31     See AS 2415.12, which describes the effects on the auditor's report. See also AS 2415.03c, which discusses the auditor's evaluation of factors that indicate there is substantial doubt about the company's ability to continue as a going concern.

32     See AS 2415.10, which discusses the possible effects on the financial statements and the adequacy of the related disclosure.

33     See AS 2415.12-.16, which discuss the auditor's consideration of the effects on the auditor's report when the auditor concludes that substantial doubt exists about the company's ability to continue as a going concern for a reasonable period of time.

34     Footnote 13 to paragraph .20 of AS 2810 indicates that misstatements include omission and presentation of inaccurate or incomplete disclosures.

35     See Section 13(i) of the Exchange Act, 15 U.S.C.§ 78m(i), which states, in part, that financial statements prepared in accordance with generally accepted accounting principles and filed with the Securities and Exchange Commission "shall reflect all material correcting adjustments that have been identified by a registered public accounting firm. . . ."

36     Appendix B of AS 2810 discusses the qualitative factors related to the evaluation of the materiality of uncorrected misstatements.

37    See AS 2810.10, which requires the auditor to accumulate misstatements identified during the audit, other than those that are clearly trivial.

38    See also Section 10A(k) of the Exchange Act, 15 U.S.C. § 78j-1(k) and Rule 2-07(a)(3) of Regulation S-X, 17 C.F.R. § 210.2-07 (a)(3).

39     See paragraphs .22-.32 of AS 3101, Reports on Audited Financial Statements, for a discussion of scope limitations.

40    AS 2401.79-.81 and AS 2405.17 include specific communication requirements relating to fraud or illegal acts, respectively.

[41]    [Footnote deleted.]
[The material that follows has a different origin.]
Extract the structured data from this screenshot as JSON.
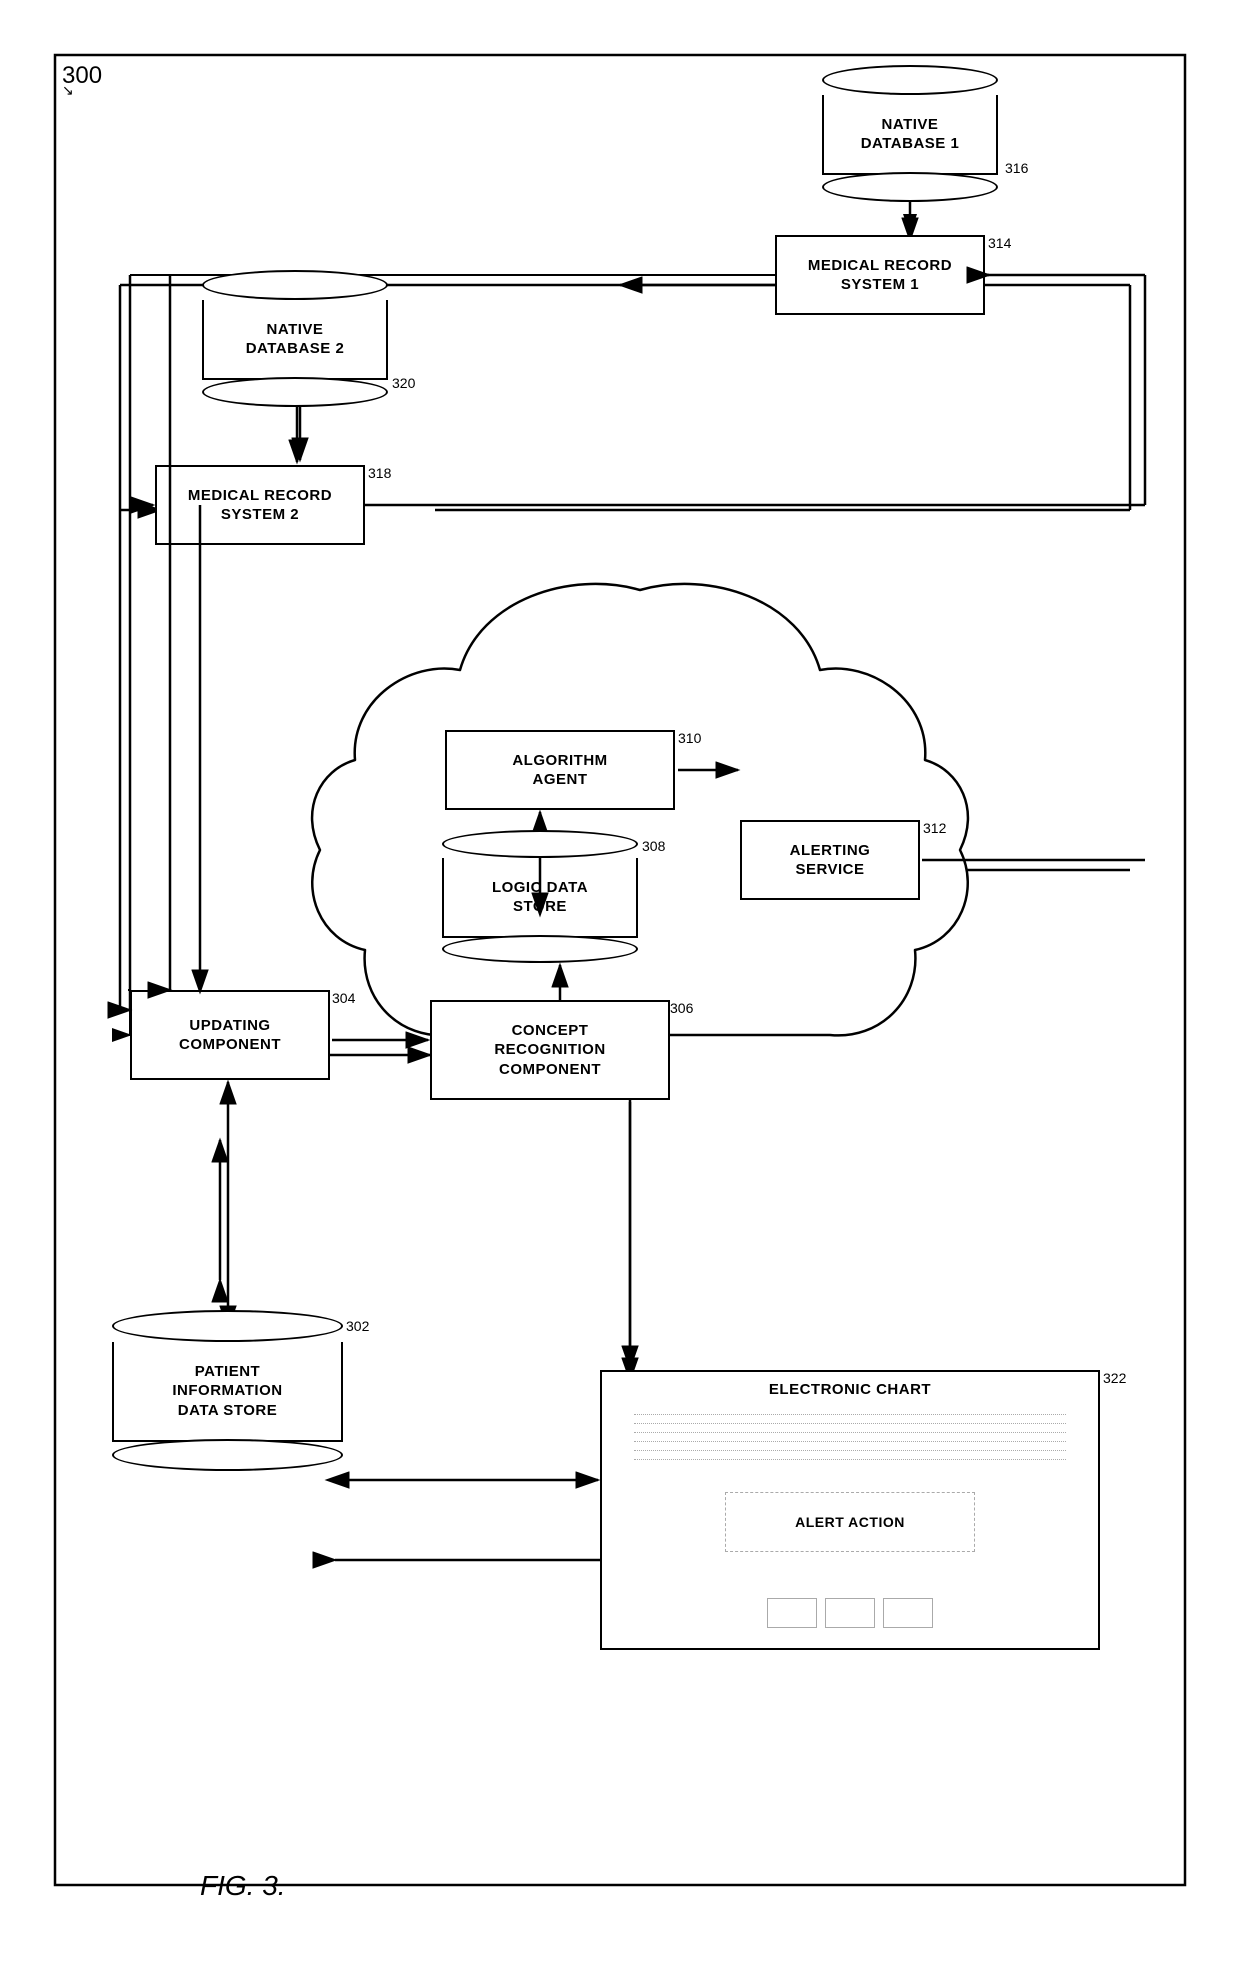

42     Consistent with the requirements of AS 1215, Audit Documentation, the audit documentation should be in sufficient detail to enable an experienced auditor, having no previous connection with the engagement, to understand the communications made to comply with the provisions of this standard.

43     Consistent with Rule 2-07 of Regulation S-X, 17 C.F.R. § 210.2-07, in the case of a registered investment company, audit committee communication should occur annually, and if the annual communication is not within 90 days prior to the filing of the auditor's report, the auditor should provide an update in the 90-day period prior to the filing of the auditor's report, of any changes to the previously reported information.


 Footnotes (Appendix C - Matters Included in the Audit Engagement Letter):

1 Certain matters should not be included in an engagement letter; for example, under Securities and Exchange Commission, Section 602.02.f.i. of the Codification of Financial Reporting Policies, indemnification provisions are not permissible for audits of issuers.

2 AS 1305, Communications About Control Deficiencies in an Audit of Financial Statements, provides direction on control deficiencies identified in an audit of financial statements.

3 Paragraphs .08-.09 of AS 4105, Reviews of Interim Financial Information, discuss the auditor's responsibilities related to establishing an understanding with the audit committee in connection with a review of the company's interim financial information.